I take it ROSSONI gets more DONE than all the rest of us economists because he does NOT allow himself to be too far distracted from the particular and material realities of his grain, his wool . . . He saw the point of stamp-scrip in ten minutes and started to think how it wd. FIT into the corporate system. NO! the state couldn’t issue it. The corporazioni could.
And the program was under way in a matter of weeks, at least as Pound tells it. Incidentally, if you haven’t read Pound’s eccentric Guide to Kulchur, it is a fascinating piece of work; the economic sections will be of particular interest to those who have read Jonah’s Liberal Fascism and would like to know more about what American intellectuals of the period were actually thinking when they succumbed to the totalitarian temptation.
Which brings us back to Mr. Palmer, who writes:
It’s fine to treat China’s food revolution as a fairy tale. The changes were so dramatic that it’s hard not to. But let’s make sure we get the moral of this story correct. Changing the incentives isn’t a magic trick that can turn any lagging economy into a global juggernaut. Investment in infrastructure, research and development, and putting money into the pockets of workers work wonders as well.
But that is not the moral of the story; the moral of the story is the one that Ezra Pound and Thomas Friedman discerned: Totalitarian states can act. An industrial and trade-oriented economy will grow much more quickly than an agrarian economy, especially one that is heavily oriented toward subsistence farming, and, if you are sufficiently committed to violence, as the Communists were and are, then you can force the transformation from farms to factories in a relatively short period of time, at tremendous human cost. You’ll get a great deal wrong: China’s centrally planned infrastructure projects are notoriously inefficient, and it will take a generation or more to get them sorted out, but the difference in productivity between an industrial-trade economy and a subsistence-agriculture economy is great enough to cover many blemishes. Mr. Palmer’s narrow question regarding Chinese famines is as much a result of industrialization and trade as agriculture reform: You do not have to rely on good farming weather when you can afford to simply import food.
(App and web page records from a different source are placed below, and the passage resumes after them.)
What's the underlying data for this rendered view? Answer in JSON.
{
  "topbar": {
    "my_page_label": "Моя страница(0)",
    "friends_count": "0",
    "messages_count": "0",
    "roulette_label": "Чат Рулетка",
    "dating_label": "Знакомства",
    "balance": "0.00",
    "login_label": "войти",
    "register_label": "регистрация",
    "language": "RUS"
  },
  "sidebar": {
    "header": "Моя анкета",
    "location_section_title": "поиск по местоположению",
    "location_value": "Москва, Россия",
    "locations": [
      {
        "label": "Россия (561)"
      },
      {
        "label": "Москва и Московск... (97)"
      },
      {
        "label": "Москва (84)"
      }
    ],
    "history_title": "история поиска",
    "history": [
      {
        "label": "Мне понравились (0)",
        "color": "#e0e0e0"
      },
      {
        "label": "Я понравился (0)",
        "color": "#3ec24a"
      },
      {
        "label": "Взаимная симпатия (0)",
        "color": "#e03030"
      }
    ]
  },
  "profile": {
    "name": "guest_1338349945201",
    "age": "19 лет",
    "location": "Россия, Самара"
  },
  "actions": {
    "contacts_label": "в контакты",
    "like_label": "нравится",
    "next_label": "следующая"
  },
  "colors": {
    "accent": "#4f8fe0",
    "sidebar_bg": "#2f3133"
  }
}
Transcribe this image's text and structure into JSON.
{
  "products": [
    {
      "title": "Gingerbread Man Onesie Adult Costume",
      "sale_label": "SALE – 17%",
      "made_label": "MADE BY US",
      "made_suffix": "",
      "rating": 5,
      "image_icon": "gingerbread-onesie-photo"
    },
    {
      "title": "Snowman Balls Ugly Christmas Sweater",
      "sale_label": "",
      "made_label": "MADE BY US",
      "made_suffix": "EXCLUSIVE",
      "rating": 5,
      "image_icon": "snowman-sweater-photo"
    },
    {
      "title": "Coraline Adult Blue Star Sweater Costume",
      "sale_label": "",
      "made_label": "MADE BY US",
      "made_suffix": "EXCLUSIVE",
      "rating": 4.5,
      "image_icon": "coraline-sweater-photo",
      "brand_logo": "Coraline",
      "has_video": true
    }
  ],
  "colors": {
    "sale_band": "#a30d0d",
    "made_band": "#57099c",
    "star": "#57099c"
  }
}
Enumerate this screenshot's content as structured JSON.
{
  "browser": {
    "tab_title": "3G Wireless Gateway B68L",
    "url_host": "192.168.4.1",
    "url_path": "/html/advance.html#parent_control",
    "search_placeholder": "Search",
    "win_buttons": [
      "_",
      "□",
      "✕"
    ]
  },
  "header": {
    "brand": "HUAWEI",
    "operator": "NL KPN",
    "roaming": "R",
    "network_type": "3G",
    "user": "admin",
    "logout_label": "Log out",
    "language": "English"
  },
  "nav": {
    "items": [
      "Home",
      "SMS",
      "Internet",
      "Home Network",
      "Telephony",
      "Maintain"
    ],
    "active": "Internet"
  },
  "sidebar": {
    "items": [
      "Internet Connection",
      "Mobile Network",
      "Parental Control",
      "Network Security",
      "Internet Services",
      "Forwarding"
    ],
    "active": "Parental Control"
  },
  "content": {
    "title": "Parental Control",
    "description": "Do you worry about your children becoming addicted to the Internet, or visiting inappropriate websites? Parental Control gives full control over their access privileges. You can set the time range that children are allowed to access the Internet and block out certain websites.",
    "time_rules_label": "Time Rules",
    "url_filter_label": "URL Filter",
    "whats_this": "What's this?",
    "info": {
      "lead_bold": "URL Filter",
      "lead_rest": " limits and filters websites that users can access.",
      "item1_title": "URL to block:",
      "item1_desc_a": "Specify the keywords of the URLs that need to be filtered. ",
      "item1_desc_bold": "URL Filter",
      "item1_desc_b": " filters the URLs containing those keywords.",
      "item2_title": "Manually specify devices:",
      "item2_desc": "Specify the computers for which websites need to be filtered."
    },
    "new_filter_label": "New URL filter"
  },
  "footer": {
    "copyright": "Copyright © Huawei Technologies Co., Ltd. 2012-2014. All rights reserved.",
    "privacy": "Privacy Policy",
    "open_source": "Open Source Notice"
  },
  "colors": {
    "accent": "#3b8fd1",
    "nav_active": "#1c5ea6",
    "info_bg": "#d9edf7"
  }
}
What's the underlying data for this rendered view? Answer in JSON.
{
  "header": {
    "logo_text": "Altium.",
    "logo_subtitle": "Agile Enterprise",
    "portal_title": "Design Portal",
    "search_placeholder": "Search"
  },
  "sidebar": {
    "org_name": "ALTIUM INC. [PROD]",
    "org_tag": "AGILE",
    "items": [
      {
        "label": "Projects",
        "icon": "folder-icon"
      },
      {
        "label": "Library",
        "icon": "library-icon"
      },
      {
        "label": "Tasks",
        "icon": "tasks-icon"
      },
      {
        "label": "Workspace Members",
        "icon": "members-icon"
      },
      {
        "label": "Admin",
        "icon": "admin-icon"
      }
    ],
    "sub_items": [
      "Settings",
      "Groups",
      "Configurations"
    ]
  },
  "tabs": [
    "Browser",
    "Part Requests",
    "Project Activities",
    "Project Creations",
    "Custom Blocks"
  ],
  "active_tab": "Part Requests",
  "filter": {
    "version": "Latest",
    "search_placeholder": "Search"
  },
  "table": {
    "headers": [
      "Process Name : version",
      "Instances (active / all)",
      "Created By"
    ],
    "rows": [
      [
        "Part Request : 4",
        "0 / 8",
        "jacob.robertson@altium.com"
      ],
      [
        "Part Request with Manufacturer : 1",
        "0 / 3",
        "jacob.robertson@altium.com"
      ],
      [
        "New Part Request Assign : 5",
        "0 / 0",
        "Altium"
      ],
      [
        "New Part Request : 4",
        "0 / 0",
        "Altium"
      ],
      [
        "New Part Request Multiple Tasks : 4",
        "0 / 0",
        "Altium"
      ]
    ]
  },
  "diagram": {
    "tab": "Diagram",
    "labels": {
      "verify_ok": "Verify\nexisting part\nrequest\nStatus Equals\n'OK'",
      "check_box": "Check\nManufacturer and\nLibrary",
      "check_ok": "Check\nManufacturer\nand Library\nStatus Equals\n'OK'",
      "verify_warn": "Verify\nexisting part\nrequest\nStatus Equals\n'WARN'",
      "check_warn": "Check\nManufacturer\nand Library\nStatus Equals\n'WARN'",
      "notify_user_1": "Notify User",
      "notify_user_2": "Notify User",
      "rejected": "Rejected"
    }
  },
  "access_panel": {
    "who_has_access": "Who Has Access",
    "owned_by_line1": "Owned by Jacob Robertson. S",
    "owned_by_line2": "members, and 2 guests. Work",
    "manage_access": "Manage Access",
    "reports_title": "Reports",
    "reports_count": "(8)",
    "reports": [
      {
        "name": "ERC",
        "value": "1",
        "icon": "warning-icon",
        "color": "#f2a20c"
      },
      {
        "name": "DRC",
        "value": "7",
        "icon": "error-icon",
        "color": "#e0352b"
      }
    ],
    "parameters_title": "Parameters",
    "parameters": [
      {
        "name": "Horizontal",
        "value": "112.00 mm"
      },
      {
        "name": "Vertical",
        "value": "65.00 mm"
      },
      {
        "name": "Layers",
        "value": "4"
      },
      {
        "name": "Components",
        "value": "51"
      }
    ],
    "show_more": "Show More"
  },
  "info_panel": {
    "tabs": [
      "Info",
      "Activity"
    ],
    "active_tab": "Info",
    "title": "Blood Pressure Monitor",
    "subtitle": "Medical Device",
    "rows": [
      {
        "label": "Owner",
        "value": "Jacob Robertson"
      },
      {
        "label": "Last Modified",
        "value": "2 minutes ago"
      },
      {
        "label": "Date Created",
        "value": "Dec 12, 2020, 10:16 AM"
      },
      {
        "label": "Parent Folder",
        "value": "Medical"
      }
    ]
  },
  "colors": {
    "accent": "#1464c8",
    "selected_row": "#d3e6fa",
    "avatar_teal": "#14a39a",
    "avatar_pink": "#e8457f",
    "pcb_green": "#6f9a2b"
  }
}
But that blunt-force approach only works, to the extent that it works at all, in relatively primitive economic circumstances. Call it the law of diminishing returns to totalitarianism. In the United States, we already have a very advanced, technology-driven and trade-intensive economy. Contra Mr. Palmer, Mises’s greatest insight had nothing to do with workers’ incentives, which already was an ancient idea when he was active, but had to do rather with the problem of knowledge: In a complex society, knowledge is dispersed, local, and contingent, which makes central planning impossible. Add to that the problem of political incentives — men do not cease to be self-interested economic actors after winning an election — and the problem of political management of capital becomes very hairy indeed, which is why, from bailouts to boondoggles, it produces such poor results in the American context, and in the context of advanced economies generally. What is required in the United States is precisely the market part of the Chinese reform package, the liberalization of key sectors such as education and health care, which currently are organized on Prussian-monopoly and corporate-state models, respectively.
Right story, wrong moral.